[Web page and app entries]
_ _ _ _

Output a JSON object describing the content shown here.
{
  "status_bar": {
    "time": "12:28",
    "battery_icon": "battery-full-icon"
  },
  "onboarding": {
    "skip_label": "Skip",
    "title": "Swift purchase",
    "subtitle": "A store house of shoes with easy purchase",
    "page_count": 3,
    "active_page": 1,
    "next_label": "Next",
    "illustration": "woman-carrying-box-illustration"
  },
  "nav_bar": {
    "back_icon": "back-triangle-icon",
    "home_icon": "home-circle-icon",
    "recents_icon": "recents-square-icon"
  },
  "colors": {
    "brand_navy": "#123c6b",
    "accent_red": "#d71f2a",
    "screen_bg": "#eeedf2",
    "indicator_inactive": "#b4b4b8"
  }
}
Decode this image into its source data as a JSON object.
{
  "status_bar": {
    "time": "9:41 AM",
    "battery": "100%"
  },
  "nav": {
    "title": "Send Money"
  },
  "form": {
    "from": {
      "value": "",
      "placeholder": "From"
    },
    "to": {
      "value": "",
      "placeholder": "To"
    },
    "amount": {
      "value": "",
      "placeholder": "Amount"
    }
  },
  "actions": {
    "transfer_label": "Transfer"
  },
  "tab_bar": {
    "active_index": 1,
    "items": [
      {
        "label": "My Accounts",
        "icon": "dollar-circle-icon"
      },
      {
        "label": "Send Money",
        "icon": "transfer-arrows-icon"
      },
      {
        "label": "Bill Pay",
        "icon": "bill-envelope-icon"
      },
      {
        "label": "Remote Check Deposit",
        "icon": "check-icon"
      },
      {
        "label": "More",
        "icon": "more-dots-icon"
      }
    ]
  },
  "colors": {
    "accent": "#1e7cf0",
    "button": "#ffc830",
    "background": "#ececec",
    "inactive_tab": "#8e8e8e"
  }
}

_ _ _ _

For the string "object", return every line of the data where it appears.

=== SOLUTION FOR THIS EXERCISE ===
Output a JSON object describing the content shown here.
Decode this image into its source data as a JSON object.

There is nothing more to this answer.